INPUT DATA

+ + + + +

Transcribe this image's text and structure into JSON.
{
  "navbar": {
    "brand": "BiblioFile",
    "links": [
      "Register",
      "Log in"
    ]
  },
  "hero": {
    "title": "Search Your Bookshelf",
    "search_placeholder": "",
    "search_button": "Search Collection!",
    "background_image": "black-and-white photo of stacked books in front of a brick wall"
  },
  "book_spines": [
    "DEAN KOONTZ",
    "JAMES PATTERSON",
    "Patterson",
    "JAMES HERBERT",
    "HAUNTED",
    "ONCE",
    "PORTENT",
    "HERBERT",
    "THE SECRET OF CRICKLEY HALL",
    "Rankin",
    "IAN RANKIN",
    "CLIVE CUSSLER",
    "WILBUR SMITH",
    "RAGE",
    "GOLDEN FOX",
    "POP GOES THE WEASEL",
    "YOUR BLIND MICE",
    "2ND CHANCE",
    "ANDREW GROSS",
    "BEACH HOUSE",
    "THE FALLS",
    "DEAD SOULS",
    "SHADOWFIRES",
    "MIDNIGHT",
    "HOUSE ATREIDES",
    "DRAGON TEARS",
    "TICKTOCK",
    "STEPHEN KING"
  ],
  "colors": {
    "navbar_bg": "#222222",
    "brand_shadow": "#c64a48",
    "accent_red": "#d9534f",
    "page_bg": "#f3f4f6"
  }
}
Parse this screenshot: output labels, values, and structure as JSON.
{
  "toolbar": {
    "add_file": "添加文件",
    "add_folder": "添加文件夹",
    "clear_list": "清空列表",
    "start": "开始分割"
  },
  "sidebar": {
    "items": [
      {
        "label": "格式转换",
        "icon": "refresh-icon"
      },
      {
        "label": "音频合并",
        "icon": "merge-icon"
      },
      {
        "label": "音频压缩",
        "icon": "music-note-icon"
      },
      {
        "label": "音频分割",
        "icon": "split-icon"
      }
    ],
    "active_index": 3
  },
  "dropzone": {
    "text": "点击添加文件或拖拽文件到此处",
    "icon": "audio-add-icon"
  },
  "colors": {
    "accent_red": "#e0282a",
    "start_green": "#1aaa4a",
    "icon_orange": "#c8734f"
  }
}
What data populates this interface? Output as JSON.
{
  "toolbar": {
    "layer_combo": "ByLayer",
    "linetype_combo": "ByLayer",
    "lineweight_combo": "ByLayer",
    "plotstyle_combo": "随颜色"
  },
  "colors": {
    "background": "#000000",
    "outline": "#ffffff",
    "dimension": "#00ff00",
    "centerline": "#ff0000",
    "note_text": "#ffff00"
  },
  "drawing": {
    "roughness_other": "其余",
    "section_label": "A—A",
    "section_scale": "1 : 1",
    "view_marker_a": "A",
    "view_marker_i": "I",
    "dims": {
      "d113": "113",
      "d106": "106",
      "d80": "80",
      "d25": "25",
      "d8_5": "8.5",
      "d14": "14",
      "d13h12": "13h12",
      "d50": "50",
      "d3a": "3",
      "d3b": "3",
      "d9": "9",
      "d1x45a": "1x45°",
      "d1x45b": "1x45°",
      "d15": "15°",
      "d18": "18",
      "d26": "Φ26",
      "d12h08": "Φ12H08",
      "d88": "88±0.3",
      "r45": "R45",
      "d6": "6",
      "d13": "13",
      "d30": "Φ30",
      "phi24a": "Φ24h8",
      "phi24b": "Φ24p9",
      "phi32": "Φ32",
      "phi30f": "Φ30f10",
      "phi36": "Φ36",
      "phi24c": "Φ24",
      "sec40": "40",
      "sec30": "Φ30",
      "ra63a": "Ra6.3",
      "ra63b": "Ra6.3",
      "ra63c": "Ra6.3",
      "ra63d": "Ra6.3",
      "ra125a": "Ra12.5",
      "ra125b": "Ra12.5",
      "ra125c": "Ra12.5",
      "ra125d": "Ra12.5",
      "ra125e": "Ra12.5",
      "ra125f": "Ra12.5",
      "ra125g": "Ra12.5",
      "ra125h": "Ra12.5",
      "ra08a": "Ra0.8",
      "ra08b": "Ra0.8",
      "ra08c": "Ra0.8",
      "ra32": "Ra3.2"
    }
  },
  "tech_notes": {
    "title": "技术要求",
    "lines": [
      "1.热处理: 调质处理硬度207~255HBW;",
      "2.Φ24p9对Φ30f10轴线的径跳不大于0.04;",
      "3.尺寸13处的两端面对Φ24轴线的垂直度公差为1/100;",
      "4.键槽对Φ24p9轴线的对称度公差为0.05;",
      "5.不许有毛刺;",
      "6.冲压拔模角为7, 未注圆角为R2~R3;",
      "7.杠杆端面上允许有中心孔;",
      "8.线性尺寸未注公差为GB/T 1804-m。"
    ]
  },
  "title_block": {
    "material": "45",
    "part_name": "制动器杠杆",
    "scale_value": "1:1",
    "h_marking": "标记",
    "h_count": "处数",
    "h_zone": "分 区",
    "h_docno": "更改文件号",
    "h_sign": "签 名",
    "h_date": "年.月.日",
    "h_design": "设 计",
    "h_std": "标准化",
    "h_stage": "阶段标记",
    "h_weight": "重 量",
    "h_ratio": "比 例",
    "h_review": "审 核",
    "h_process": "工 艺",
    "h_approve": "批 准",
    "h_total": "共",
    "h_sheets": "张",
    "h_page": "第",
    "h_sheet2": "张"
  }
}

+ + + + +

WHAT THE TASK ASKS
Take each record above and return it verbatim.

RESULT BELOW
Transcribe this image's text and structure into JSON.
{
  "navbar": {
    "brand": "BiblioFile",
    "links": [
      "Register",
      "Log in"
    ]
  },
  "hero": {
    "title": "Search Your Bookshelf",
    "search_placeholder": "",
    "search_button": "Search Collection!",
    "background_image": "black-and-white photo of stacked books in front of a brick wall"
  },
  "book_spines": [
    "DEAN KOONTZ",
    "JAMES PATTERSON",
    "Patterson",
    "JAMES HERBERT",
    "HAUNTED",
    "ONCE",
    "PORTENT",
    "HERBERT",
    "THE SECRET OF CRICKLEY HALL",
    "Rankin",
    "IAN RANKIN",
    "CLIVE CUSSLER",
    "WILBUR SMITH",
    "RAGE",
    "GOLDEN FOX",
    "POP GOES THE WEASEL",
    "YOUR BLIND MICE",
    "2ND CHANCE",
    "ANDREW GROSS",
    "BEACH HOUSE",
    "THE FALLS",
    "DEAD SOULS",
    "SHADOWFIRES",
    "MIDNIGHT",
    "HOUSE ATREIDES",
    "DRAGON TEARS",
    "TICKTOCK",
    "STEPHEN KING"
  ],
  "colors": {
    "navbar_bg": "#222222",
    "brand_shadow": "#c64a48",
    "accent_red": "#d9534f",
    "page_bg": "#f3f4f6"
  }
}
Parse this screenshot: output labels, values, and structure as JSON.
{
  "toolbar": {
    "add_file": "添加文件",
    "add_folder": "添加文件夹",
    "clear_list": "清空列表",
    "start": "开始分割"
  },
  "sidebar": {
    "items": [
      {
        "label": "格式转换",
        "icon": "refresh-icon"
      },
      {
        "label": "音频合并",
        "icon": "merge-icon"
      },
      {
        "label": "音频压缩",
        "icon": "music-note-icon"
      },
      {
        "label": "音频分割",
        "icon": "split-icon"
      }
    ],
    "active_index": 3
  },
  "dropzone": {
    "text": "点击添加文件或拖拽文件到此处",
    "icon": "audio-add-icon"
  },
  "colors": {
    "accent_red": "#e0282a",
    "start_green": "#1aaa4a",
    "icon_orange": "#c8734f"
  }
}
What data populates this interface? Output as JSON.
{
  "toolbar": {
    "layer_combo": "ByLayer",
    "linetype_combo": "ByLayer",
    "lineweight_combo": "ByLayer",
    "plotstyle_combo": "随颜色"
  },
  "colors": {
    "background": "#000000",
    "outline": "#ffffff",
    "dimension": "#00ff00",
    "centerline": "#ff0000",
    "note_text": "#ffff00"
  },
  "drawing": {
    "roughness_other": "其余",
    "section_label": "A—A",
    "section_scale": "1 : 1",
    "view_marker_a": "A",
    "view_marker_i": "I",
    "dims": {
      "d113": "113",
      "d106": "106",
      "d80": "80",
      "d25": "25",
      "d8_5": "8.5",
      "d14": "14",
      "d13h12": "13h12",
      "d50": "50",
      "d3a": "3",
      "d3b": "3",
      "d9": "9",
      "d1x45a": "1x45°",
      "d1x45b": "1x45°",
      "d15": "15°",
      "d18": "18",
      "d26": "Φ26",
      "d12h08": "Φ12H08",
      "d88": "88±0.3",
      "r45": "R45",
      "d6": "6",
      "d13": "13",
      "d30": "Φ30",
      "phi24a": "Φ24h8",
      "phi24b": "Φ24p9",
      "phi32": "Φ32",
      "phi30f": "Φ30f10",
      "phi36": "Φ36",
      "phi24c": "Φ24",
      "sec40": "40",
      "sec30": "Φ30",
      "ra63a": "Ra6.3",
      "ra63b": "Ra6.3",
      "ra63c": "Ra6.3",
      "ra63d": "Ra6.3",
      "ra125a": "Ra12.5",
      "ra125b": "Ra12.5",
      "ra125c": "Ra12.5",
      "ra125d": "Ra12.5",
      "ra125e": "Ra12.5",
      "ra125f": "Ra12.5",
      "ra125g": "Ra12.5",
      "ra125h": "Ra12.5",
      "ra08a": "Ra0.8",
      "ra08b": "Ra0.8",
      "ra08c": "Ra0.8",
      "ra32": "Ra3.2"
    }
  },
  "tech_notes": {
    "title": "技术要求",
    "lines": [
      "1.热处理: 调质处理硬度207~255HBW;",
      "2.Φ24p9对Φ30f10轴线的径跳不大于0.04;",
      "3.尺寸13处的两端面对Φ24轴线的垂直度公差为1/100;",
      "4.键槽对Φ24p9轴线的对称度公差为0.05;",
      "5.不许有毛刺;",
      "6.冲压拔模角为7, 未注圆角为R2~R3;",
      "7.杠杆端面上允许有中心孔;",
      "8.线性尺寸未注公差为GB/T 1804-m。"
    ]
  },
  "title_block": {
    "material": "45",
    "part_name": "制动器杠杆",
    "scale_value": "1:1",
    "h_marking": "标记",
    "h_count": "处数",
    "h_zone": "分 区",
    "h_docno": "更改文件号",
    "h_sign": "签 名",
    "h_date": "年.月.日",
    "h_design": "设 计",
    "h_std": "标准化",
    "h_stage": "阶段标记",
    "h_weight": "重 量",
    "h_ratio": "比 例",
    "h_review": "审 核",
    "h_process": "工 艺",
    "h_approve": "批 准",
    "h_total": "共",
    "h_sheets": "张",
    "h_page": "第",
    "h_sheet2": "张"
  }
}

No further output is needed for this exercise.